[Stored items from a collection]
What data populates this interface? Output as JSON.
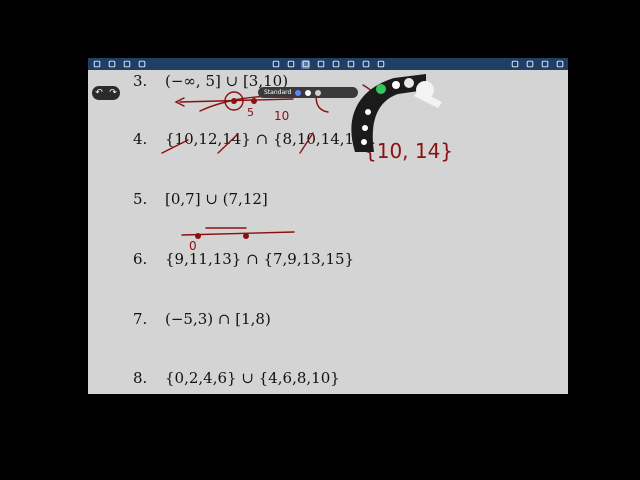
{
  "toolbar": {
    "left_icons": [
      "sidebar-icon",
      "search-icon",
      "share-icon",
      "bookmark-icon"
    ],
    "center_icons": [
      "pages-icon",
      "pen-icon",
      "highlighter-icon",
      "eraser-icon",
      "lasso-icon",
      "shapes-icon",
      "image-icon",
      "text-icon"
    ],
    "right_icons": [
      "export-icon",
      "add-page-icon",
      "grid-icon",
      "more-icon"
    ],
    "color": "#1f3f66"
  },
  "problems": [
    {
      "num": "3.",
      "expr": "(−∞, 5] ∪ [3,10)"
    },
    {
      "num": "4.",
      "expr": "{10,12,14} ∩ {8,10,14,16}"
    },
    {
      "num": "5.",
      "expr": "[0,7] ∪ (7,12]"
    },
    {
      "num": "6.",
      "expr": "{9,11,13} ∩ {7,9,13,15}"
    },
    {
      "num": "7.",
      "expr": "(−5,3) ∩ [1,8)"
    },
    {
      "num": "8.",
      "expr": "{0,2,4,6} ∪ {4,6,8,10}"
    }
  ],
  "handwriting": {
    "answer4": "{10, 14}",
    "label5": "5",
    "label10": "10",
    "label0": "0",
    "ink_color": "#8b1010"
  },
  "pen_panel": {
    "label": "Standard",
    "colors": [
      "#ffffff",
      "#cfcfcf",
      "#5b86ff"
    ]
  },
  "undo": {
    "undo_symbol": "↶",
    "redo_symbol": "↷"
  }
}
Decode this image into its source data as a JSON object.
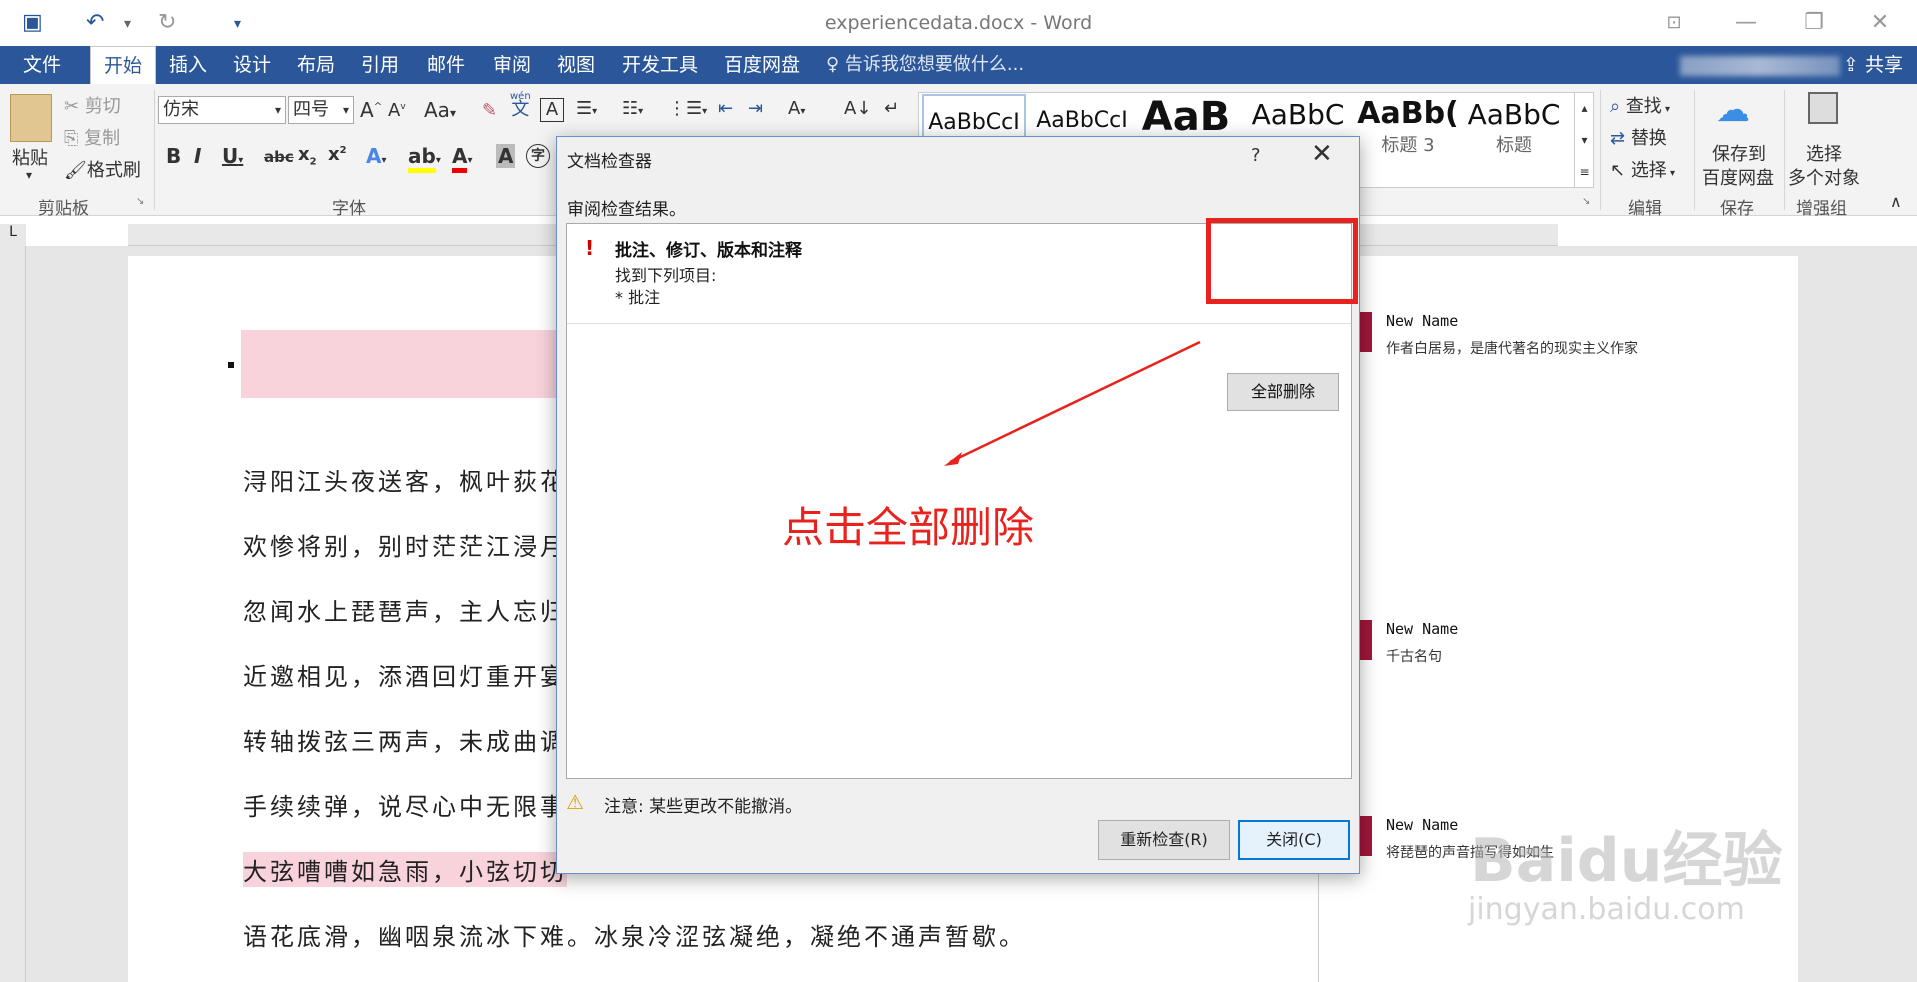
{
  "window": {
    "title": "experiencedata.docx - Word"
  },
  "qat": {
    "save": "save-icon",
    "undo": "undo-icon",
    "redo": "redo-icon"
  },
  "tabs": [
    {
      "label": "文件"
    },
    {
      "label": "开始"
    },
    {
      "label": "插入"
    },
    {
      "label": "设计"
    },
    {
      "label": "布局"
    },
    {
      "label": "引用"
    },
    {
      "label": "邮件"
    },
    {
      "label": "审阅"
    },
    {
      "label": "视图"
    },
    {
      "label": "开发工具"
    },
    {
      "label": "百度网盘"
    }
  ],
  "tellme": "告诉我您想要做什么...",
  "share": "共享",
  "ribbon": {
    "clipboard": {
      "paste": "粘贴",
      "cut": "剪切",
      "copy": "复制",
      "format_painter": "格式刷",
      "group": "剪贴板"
    },
    "font": {
      "name": "仿宋",
      "size": "四号",
      "group": "字体",
      "aa": "Aa",
      "wen": "wén",
      "wen_char": "文"
    },
    "styles": [
      {
        "preview": "AaBbCcI",
        "label": ""
      },
      {
        "preview": "AaBbCcI",
        "label": ""
      },
      {
        "preview": "AaB",
        "label": ""
      },
      {
        "preview": "AaBbC",
        "label": ""
      },
      {
        "preview": "AaBb(",
        "label": "标题 3"
      },
      {
        "preview": "AaBbC",
        "label": "标题"
      }
    ],
    "editing": {
      "find": "查找",
      "replace": "替换",
      "select": "选择",
      "group": "编辑"
    },
    "save_group": {
      "label1": "保存到",
      "label2": "百度网盘",
      "group": "保存"
    },
    "enhance": {
      "label1": "选择",
      "label2": "多个对象",
      "group": "增强组"
    }
  },
  "document": {
    "lines": [
      "浔阳江头夜送客，枫叶荻花",
      "欢惨将别，别时茫茫江浸月",
      "忽闻水上琵琶声，主人忘归",
      "近邀相见，添酒回灯重开宴",
      "转轴拨弦三两声，未成曲调",
      "手续续弹，说尽心中无限事",
      "大弦嘈嘈如急雨，小弦切切",
      "语花底滑，幽咽泉流冰下难。冰泉冷涩弦凝绝，凝绝不通声暂歇。"
    ],
    "comments": [
      {
        "author": "New Name",
        "text": "作者白居易，是唐代著名的现实主义作家"
      },
      {
        "author": "New Name",
        "text": "千古名句"
      },
      {
        "author": "New Name",
        "text": "将琵琶的声音描写得如如生"
      }
    ]
  },
  "dialog": {
    "title": "文档检查器",
    "help": "?",
    "subtitle": "审阅检查结果。",
    "section_title": "批注、修订、版本和注释",
    "found": "找到下列项目:",
    "item": "* 批注",
    "remove_all": "全部删除",
    "warning": "注意: 某些更改不能撤消。",
    "recheck": "重新检查(R)",
    "close": "关闭(C)"
  },
  "annotation": "点击全部删除",
  "watermark": {
    "brand": "Baidu经验",
    "url": "jingyan.baidu.com"
  },
  "colors": {
    "ribbon": "#2b579a",
    "highlight": "#e8231e",
    "comment": "#a3163a"
  }
}
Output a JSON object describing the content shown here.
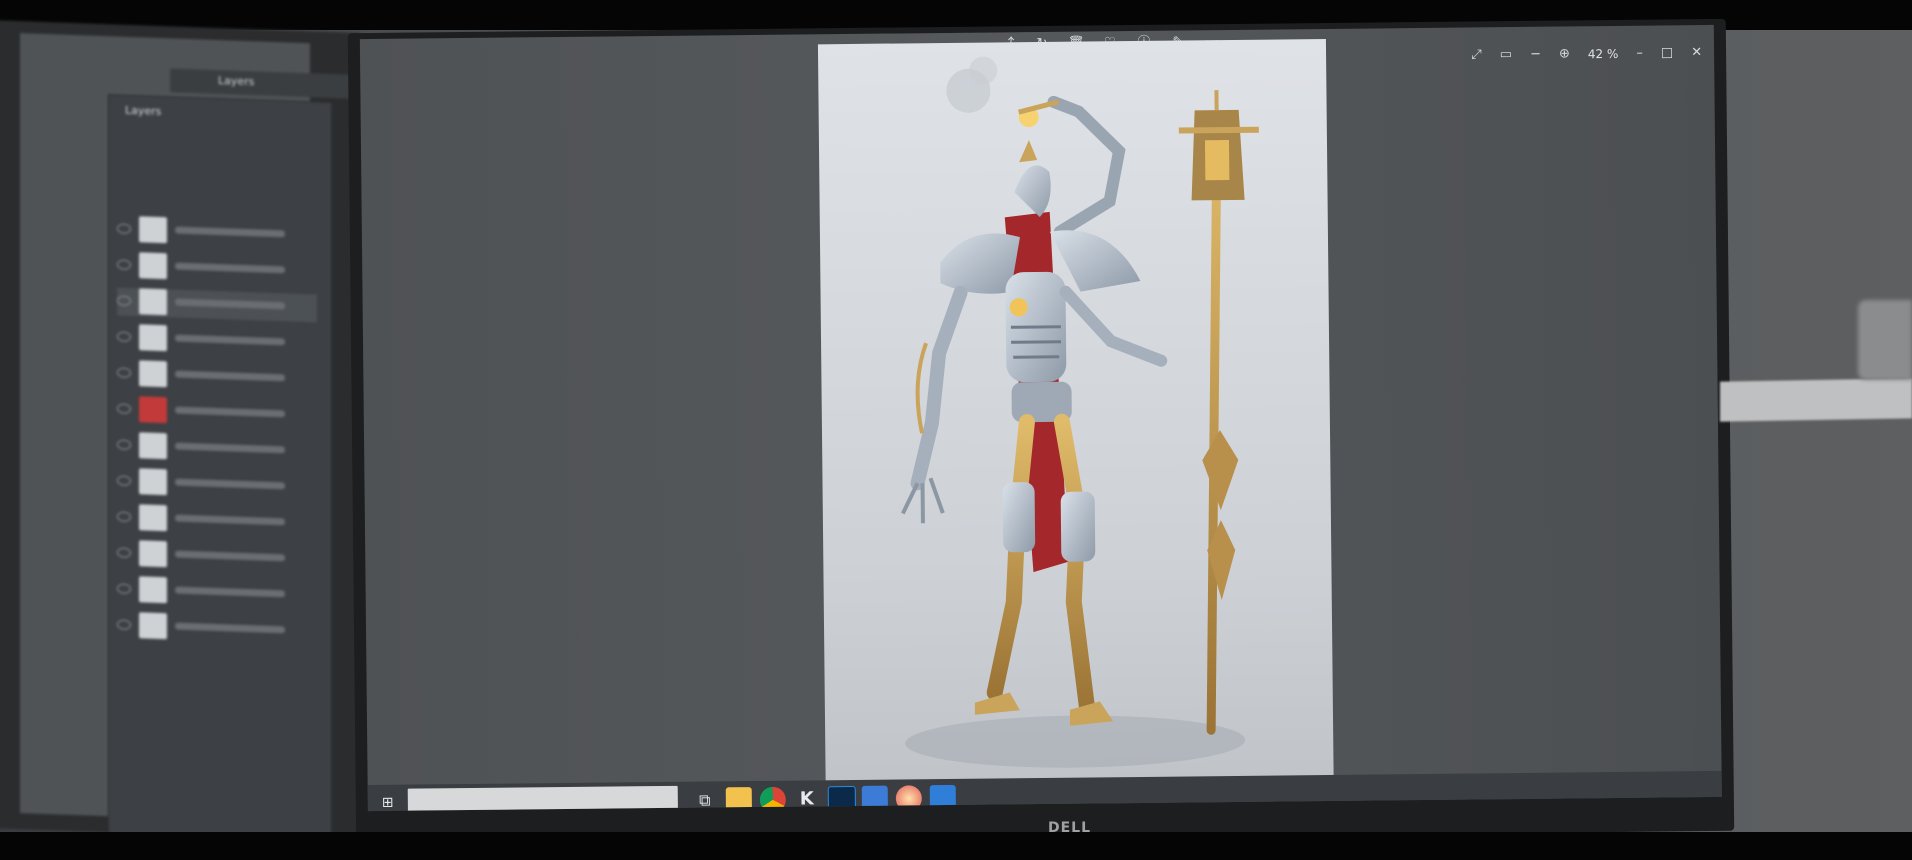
{
  "left_panel": {
    "title": "Layers",
    "header_tab": "Layers",
    "rows": [
      {
        "label": "",
        "thumb": "light"
      },
      {
        "label": "",
        "thumb": "light"
      },
      {
        "label": "",
        "thumb": "light"
      },
      {
        "label": "",
        "thumb": "light"
      },
      {
        "label": "",
        "thumb": "light"
      },
      {
        "label": "",
        "thumb": "red"
      },
      {
        "label": "",
        "thumb": "light"
      },
      {
        "label": "",
        "thumb": "light"
      },
      {
        "label": "",
        "thumb": "light"
      },
      {
        "label": "",
        "thumb": "light"
      },
      {
        "label": "",
        "thumb": "light"
      },
      {
        "label": "",
        "thumb": "light"
      }
    ]
  },
  "viewer": {
    "zoom": "42 %",
    "tools": [
      "share-icon",
      "rotate-icon",
      "delete-icon",
      "favorite-icon",
      "info-icon",
      "edit-icon",
      "more-icon"
    ],
    "window_controls": [
      "fullscreen-icon",
      "crop-icon",
      "zoom-out-icon",
      "zoom-in-icon",
      "minimize-icon",
      "maximize-icon",
      "close-icon"
    ]
  },
  "taskbar": {
    "search_placeholder": "",
    "apps": [
      "task-view-icon",
      "file-explorer-icon",
      "chrome-icon",
      "k-app-icon",
      "photoshop-icon",
      "tool-app-icon",
      "browser-app-icon",
      "photos-icon"
    ]
  },
  "monitor_brand": "DELL",
  "colors": {
    "accent": "#6fb2ff",
    "photoshop": "#2b8be3",
    "cloak": "#a3272b",
    "armor": "#b9c3cf",
    "gold": "#c49a4a"
  }
}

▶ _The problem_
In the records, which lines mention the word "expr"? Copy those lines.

▶ _Task output_
      "expr": "(−∞, 5] ∪ [3,10)"
      "expr": "{10,12,14} ∩ {8,10,14,16}"
      "expr": "[0,7] ∪ (7,12]"
      "expr": "{9,11,13} ∩ {7,9,13,15}"
      "expr": "(−5,3) ∩ [1,8)"
      "expr": "{0,2,4,6} ∪ {4,6,8,10}"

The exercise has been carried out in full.